• DIRECTIONS:
Scan the entries below. List each line with "JSON".

[[ EXTRACTED ENTRIES, beginning ]]

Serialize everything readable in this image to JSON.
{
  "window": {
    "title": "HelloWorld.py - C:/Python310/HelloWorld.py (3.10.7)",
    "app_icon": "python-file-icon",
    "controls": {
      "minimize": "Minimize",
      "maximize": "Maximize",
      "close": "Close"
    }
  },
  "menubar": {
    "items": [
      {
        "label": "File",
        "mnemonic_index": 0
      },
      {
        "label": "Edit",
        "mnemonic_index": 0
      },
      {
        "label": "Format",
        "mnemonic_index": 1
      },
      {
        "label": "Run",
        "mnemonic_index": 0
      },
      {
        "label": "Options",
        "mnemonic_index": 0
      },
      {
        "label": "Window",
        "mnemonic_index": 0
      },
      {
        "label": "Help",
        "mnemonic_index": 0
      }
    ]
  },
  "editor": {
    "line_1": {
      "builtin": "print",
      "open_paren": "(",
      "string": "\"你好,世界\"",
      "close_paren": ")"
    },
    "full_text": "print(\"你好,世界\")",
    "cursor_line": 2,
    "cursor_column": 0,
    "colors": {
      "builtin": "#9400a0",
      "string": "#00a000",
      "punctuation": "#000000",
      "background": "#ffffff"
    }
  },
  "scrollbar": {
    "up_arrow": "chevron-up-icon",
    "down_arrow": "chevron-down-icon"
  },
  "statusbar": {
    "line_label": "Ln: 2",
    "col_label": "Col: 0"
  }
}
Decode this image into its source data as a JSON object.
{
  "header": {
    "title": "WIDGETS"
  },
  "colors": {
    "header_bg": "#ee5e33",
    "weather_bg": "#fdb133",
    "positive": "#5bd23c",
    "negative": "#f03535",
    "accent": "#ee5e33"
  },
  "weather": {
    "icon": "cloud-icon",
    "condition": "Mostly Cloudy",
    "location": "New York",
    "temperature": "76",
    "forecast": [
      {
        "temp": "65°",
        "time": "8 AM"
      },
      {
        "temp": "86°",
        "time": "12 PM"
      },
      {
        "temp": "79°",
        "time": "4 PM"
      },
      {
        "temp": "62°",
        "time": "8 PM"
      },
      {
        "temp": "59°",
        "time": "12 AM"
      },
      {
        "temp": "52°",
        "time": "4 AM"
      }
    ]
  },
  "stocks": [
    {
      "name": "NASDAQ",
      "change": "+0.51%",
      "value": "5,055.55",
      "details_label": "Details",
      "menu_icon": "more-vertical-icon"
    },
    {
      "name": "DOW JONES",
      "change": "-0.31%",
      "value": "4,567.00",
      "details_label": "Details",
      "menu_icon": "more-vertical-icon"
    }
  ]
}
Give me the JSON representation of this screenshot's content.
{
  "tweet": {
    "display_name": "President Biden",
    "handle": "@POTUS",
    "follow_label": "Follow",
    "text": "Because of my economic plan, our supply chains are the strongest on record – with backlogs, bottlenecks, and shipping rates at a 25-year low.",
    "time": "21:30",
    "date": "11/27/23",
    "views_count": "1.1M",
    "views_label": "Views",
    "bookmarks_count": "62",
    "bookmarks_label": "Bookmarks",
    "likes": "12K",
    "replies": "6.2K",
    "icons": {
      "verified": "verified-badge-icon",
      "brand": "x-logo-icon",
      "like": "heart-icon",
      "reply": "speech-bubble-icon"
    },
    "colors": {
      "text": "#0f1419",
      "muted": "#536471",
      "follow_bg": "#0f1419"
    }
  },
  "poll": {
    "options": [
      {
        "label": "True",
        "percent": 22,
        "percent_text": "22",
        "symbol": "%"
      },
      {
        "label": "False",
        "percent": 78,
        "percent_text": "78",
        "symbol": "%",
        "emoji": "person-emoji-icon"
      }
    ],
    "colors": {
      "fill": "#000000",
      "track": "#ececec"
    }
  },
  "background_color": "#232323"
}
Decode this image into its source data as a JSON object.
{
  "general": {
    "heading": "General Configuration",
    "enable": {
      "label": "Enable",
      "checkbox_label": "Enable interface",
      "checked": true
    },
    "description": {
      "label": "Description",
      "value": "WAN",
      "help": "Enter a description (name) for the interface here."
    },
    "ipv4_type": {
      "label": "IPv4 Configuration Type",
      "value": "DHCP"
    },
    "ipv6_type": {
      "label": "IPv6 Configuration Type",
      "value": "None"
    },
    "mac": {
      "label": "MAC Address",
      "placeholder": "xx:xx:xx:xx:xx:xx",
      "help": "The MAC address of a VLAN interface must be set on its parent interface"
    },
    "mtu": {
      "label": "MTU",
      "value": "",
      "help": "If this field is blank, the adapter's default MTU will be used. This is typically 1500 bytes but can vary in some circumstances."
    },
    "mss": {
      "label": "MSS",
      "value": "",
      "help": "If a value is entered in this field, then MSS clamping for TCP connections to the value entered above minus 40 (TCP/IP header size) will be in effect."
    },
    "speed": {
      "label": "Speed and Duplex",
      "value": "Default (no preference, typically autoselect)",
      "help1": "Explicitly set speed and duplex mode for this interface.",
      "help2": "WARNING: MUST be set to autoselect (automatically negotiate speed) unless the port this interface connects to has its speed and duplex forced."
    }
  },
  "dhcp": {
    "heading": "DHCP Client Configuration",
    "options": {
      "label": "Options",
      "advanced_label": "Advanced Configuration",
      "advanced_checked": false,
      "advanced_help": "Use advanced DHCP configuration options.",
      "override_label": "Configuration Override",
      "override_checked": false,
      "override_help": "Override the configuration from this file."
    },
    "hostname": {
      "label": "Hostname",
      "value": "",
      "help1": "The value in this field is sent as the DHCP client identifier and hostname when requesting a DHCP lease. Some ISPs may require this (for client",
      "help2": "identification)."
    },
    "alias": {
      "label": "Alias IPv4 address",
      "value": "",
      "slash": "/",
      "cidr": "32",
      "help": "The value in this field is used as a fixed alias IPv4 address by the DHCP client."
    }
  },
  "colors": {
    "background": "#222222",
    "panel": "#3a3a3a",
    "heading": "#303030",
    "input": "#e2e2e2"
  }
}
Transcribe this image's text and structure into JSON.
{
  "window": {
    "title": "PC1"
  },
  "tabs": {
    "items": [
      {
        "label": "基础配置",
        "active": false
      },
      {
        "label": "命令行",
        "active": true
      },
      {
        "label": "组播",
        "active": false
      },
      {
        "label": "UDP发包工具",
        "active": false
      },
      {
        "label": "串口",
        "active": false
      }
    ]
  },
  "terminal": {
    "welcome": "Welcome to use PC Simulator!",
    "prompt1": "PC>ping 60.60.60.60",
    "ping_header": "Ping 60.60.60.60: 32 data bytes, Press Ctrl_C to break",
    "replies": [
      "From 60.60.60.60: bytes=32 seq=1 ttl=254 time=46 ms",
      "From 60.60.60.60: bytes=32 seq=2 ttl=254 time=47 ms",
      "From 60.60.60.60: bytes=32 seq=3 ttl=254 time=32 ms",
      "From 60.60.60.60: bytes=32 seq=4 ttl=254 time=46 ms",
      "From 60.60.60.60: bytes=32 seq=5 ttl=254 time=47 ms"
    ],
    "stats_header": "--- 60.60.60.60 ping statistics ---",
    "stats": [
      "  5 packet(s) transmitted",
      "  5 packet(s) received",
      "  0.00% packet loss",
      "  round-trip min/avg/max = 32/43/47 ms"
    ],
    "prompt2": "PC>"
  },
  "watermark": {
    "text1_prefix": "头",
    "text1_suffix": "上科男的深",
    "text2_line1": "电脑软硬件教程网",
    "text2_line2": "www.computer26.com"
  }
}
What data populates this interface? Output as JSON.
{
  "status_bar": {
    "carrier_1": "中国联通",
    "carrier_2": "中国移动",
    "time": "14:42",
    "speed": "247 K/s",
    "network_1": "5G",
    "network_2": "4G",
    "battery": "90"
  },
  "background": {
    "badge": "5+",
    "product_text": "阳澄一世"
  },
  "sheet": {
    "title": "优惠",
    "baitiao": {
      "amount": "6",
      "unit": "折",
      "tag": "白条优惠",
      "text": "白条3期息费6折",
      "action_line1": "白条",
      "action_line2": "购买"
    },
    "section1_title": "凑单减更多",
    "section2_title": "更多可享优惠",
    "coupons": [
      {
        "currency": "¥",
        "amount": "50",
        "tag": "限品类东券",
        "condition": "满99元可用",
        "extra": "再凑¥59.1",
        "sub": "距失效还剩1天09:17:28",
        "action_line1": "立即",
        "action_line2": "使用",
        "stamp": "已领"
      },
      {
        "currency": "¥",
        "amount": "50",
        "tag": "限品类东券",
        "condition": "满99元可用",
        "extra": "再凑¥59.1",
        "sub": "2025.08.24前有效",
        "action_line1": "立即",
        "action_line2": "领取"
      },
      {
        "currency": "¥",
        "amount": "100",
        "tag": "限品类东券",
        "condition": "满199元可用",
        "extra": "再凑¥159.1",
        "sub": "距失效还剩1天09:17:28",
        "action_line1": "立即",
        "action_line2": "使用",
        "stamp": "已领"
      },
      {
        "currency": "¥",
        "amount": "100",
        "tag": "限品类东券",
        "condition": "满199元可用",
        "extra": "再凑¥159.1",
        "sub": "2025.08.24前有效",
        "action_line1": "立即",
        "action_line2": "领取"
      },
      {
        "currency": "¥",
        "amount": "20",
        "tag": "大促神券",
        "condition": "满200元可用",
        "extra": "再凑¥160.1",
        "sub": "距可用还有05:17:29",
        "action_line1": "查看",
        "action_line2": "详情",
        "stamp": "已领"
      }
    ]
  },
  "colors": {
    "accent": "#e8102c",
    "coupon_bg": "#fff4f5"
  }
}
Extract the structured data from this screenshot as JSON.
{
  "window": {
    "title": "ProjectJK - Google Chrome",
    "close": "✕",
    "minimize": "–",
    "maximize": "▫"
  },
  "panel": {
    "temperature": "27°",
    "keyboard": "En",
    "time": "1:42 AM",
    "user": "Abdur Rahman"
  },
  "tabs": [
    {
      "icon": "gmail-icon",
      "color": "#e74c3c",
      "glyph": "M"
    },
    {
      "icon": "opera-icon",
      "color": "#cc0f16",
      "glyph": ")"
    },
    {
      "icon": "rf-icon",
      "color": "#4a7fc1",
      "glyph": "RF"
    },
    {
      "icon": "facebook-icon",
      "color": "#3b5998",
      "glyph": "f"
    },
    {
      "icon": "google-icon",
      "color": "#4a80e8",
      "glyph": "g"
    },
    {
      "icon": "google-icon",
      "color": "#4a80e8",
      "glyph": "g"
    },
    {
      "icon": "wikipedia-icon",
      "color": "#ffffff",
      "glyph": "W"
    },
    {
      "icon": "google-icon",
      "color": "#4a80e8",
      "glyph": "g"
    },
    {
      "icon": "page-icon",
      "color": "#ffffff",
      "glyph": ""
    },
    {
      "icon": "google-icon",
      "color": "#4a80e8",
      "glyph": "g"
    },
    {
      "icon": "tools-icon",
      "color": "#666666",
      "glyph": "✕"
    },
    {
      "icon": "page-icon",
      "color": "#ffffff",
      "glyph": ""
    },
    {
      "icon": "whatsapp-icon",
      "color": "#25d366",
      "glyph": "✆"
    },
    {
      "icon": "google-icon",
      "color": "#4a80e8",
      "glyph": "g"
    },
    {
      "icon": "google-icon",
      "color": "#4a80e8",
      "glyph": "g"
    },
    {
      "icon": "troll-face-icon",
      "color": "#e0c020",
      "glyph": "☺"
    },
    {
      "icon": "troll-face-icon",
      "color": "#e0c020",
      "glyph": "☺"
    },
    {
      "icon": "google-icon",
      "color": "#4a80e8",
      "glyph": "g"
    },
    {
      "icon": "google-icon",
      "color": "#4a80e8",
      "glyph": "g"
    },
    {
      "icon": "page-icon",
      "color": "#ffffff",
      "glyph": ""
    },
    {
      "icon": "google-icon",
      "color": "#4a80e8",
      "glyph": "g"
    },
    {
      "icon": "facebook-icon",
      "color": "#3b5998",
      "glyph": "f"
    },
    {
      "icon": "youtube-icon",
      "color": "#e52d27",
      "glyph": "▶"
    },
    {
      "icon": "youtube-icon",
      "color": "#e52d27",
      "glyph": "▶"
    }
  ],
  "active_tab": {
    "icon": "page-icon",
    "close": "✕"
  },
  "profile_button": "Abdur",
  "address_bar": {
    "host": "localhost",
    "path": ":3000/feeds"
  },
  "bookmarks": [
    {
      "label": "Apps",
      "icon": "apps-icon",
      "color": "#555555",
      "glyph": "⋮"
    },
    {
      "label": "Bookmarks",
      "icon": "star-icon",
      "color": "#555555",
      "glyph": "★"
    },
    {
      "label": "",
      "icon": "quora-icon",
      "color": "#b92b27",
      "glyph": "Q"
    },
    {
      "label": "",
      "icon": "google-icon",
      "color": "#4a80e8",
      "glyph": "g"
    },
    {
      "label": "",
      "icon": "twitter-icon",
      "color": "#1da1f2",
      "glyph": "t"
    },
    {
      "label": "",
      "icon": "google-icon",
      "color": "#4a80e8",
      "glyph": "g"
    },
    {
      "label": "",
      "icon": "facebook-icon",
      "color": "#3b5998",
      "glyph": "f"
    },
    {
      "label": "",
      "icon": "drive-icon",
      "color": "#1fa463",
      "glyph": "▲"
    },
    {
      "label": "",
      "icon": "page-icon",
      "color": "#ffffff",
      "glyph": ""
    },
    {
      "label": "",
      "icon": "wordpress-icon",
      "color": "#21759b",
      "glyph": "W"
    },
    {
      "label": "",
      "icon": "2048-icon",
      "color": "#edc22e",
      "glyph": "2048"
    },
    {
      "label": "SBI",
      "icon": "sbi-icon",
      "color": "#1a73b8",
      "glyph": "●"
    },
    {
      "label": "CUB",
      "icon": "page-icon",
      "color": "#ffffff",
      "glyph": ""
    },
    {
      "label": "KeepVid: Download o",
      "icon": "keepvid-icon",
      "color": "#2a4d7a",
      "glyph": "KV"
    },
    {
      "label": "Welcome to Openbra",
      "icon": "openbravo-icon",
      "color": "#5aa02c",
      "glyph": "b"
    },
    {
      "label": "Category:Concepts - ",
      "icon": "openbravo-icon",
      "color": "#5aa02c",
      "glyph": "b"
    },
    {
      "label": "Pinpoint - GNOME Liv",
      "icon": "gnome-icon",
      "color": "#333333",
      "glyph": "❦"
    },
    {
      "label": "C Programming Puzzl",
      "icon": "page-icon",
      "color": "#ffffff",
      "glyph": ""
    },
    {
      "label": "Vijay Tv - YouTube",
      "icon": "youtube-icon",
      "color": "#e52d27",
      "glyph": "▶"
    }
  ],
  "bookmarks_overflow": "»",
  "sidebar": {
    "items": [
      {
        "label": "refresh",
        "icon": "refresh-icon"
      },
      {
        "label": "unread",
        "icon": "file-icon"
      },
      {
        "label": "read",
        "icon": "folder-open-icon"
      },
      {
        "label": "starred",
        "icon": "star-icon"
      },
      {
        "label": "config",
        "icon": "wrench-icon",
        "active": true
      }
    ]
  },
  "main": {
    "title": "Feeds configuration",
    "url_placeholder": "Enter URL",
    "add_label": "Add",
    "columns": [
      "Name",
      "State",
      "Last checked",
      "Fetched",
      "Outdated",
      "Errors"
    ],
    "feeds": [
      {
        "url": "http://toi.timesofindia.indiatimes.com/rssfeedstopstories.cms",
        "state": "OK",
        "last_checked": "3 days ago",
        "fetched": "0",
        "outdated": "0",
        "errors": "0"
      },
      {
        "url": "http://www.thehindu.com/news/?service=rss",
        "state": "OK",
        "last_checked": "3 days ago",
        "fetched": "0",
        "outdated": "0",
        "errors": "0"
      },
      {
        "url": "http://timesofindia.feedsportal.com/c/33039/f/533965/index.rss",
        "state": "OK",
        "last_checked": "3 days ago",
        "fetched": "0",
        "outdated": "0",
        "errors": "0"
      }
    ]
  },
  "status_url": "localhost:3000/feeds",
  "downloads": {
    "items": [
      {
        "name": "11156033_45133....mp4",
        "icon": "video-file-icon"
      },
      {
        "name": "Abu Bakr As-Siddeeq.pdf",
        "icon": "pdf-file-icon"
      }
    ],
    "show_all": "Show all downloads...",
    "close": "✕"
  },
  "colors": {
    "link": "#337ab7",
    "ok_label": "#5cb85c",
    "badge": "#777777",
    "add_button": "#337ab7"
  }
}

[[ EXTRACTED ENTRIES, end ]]

• THE ANSWER:
Serialize everything readable in this image to JSON.
Decode this image into its source data as a JSON object.
Give me the JSON representation of this screenshot's content.
Decode this image into its source data as a JSON object.
Transcribe this image's text and structure into JSON.
What data populates this interface? Output as JSON.
Extract the structured data from this screenshot as JSON.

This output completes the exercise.